Over recent years, the public’s awareness of the impact of pollution and climate change has grown. As a result of this, big industry has been forced by governments and consumers alike to step up its game in reducing plastic usage, finding ways to recycle potentially toxic items like chemicals, aluminium or plastics, and mitigating their own carbon footprint. By studying the patenting activity of companies, it’s easy to see who is putting their money on the table and investing in this area, rather than just ‘talking the talk’.

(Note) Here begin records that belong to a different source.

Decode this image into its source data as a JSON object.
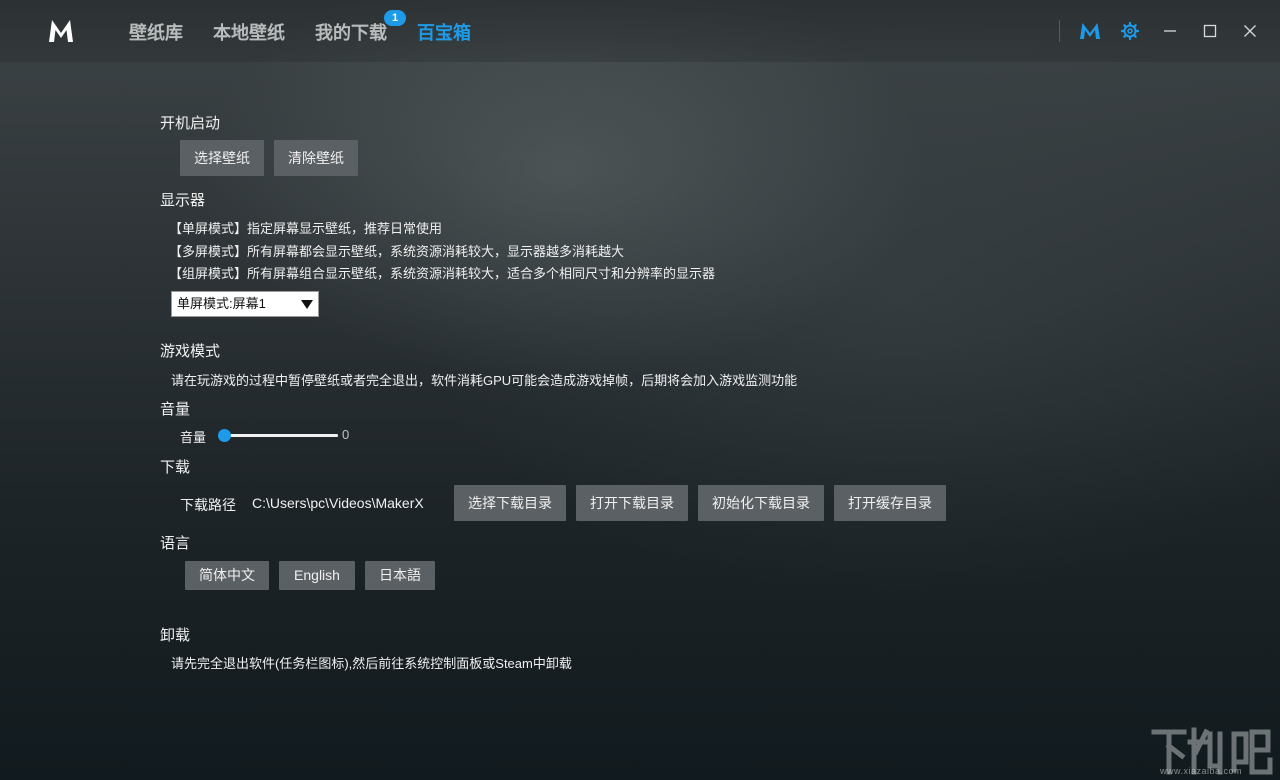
{
  "titlebar": {
    "nav": [
      {
        "label": "壁纸库"
      },
      {
        "label": "本地壁纸"
      },
      {
        "label": "我的下载",
        "badge": "1"
      },
      {
        "label": "百宝箱"
      }
    ]
  },
  "settings": {
    "startup": {
      "title": "开机启动",
      "select_wallpaper": "选择壁纸",
      "clear_wallpaper": "清除壁纸"
    },
    "display": {
      "title": "显示器",
      "lines": [
        "【单屏模式】指定屏幕显示壁纸，推荐日常使用",
        "【多屏模式】所有屏幕都会显示壁纸，系统资源消耗较大，显示器越多消耗越大",
        "【组屏模式】所有屏幕组合显示壁纸，系统资源消耗较大，适合多个相同尺寸和分辨率的显示器"
      ],
      "mode_selected": "单屏模式:屏幕1"
    },
    "game": {
      "title": "游戏模式",
      "desc": "请在玩游戏的过程中暂停壁纸或者完全退出，软件消耗GPU可能会造成游戏掉帧，后期将会加入游戏监测功能"
    },
    "volume": {
      "title": "音量",
      "label": "音量",
      "value": 0
    },
    "download": {
      "title": "下载",
      "path_label": "下载路径",
      "path_value": "C:\\Users\\pc\\Videos\\MakerX",
      "choose_dir": "选择下载目录",
      "open_dir": "打开下载目录",
      "init_dir": "初始化下载目录",
      "open_cache": "打开缓存目录"
    },
    "language": {
      "title": "语言",
      "options": [
        "简体中文",
        "English",
        "日本語"
      ]
    },
    "uninstall": {
      "title": "卸载",
      "desc": "请先完全退出软件(任务栏图标),然后前往系统控制面板或Steam中卸载"
    }
  },
  "watermark": {
    "text": "www.xiazaiba.com"
  },
  "colors": {
    "accent": "#1e9be8"
  },
  "icons": [
    "app-logo-icon",
    "m-brand-icon",
    "gear-icon",
    "minimize-icon",
    "maximize-icon",
    "close-icon"
  ]
}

Unilever, Nestlé and Coca-Cola were some of the well-known corporations that were recently named and shamed by international development agency, Tearfund. Contributing 3 million tonnes (Coca-Cola), 1.7 million tonnes (Nestlé) and 610,000 tonnes (Unilever) of plastic packaging in 2018. All 3 companies have since pledged to drastically reduce their plastic footprint over the next 5-10 years. Coca-Cola’s World Without Waste strategy, for example, aims to collect a bottle or can for each one sold by 2030. This is good news for Norway-based company Tomra which dominates the market for vending machines that collect containers for recycling (shares in Tomra have unsurprisingly tripled over the past three years!).
Meanwhile, other companies like BP are trying to find fixes internally, BP has described their new chemical recycling process as a “game changer” and plans to commercialise it by 2025.
Patenting activity in solid waste management
Solid waste management is the handling of discarded materials; including paper, plastic, glass, electronics, food, chemicals etc.
Although we have always produced waste, the rapid growth of the world population, currently at 7.7 billion, coupled with societies becoming richer and more consumeristic has given rise to a ‘throwaway’ culture. To protect the public and the environment from the harmful side effects of waste, research and development into solid waste management is crucial to establish new production and consumption patterns.
In a recent article with Women’s IP World, Minesoft’s Moira Sivills and Caitlin Kavanagh used PatBase and PatBase Analytics V2 to show the key trends in climate mitigation technologies related to solid waste management, especially over the period 2012 to 2019. The dataset used consists of CPC classification codes such as waste collection, transportation, transfer or storage, waste processing or separation, landfill technologies, bio-organic fraction processing and reuse, recycling or recovery technologies.
China leading the way in solid waste management technologies
Sivills carried out an initial ‘Years by Jurisdiction’ analysis to visualise patenting activity by country over the last 25 years. Activity from 1995 was on a slow upward trend with Japan being significantly ahead of other jurisdictions by 2000. The rise in the number of patent filings can be explained by the emergence of the United Nations Framework Convention on Climate Change (UNFCCC) in 1992. They raised concerns worldwide over the necessity of uniting and combatting human interference with the climate system. This led to more and more ‘green technologies’ coming out of the research labs and being integrated into society.
However, since 2010, China’s share of the market has increased exponentially, surpassing Japan as the leading innovator in this technology area. Being a global manufacturing powerhouse, China generates more waste than any other country; this is likely due to China’s growing consumerism. For example, consider the popular Chinese food delivery apps, MeiTuan and Ele.me, these platforms on average conducted 34 million daily deliveries in the first half of 2018 – the level of plastic waste from all those orders would be huge. In order to offset their increasing waste production, several waste management companies have been coming up with new ideas, hence we can observe the surge in the number of new patent families.
Not only does China produce the most waste, they also import a lot of waste from other nations. However, as of January 2018, China’s National Sword policy came into effect restricting imports of 24 different types of waste material. The effects of the ban could be a catalyst for change, an opportunity for countries in the West to come up with breakthrough green technologies instead of ‘dumping’ their waste in developing nations. We may see a rise in innovation and a subsequent increase in the number of patent filings from other jurisdictions in the coming years.
Find out more about this technology area by reading the full article, available here (p52 – 53).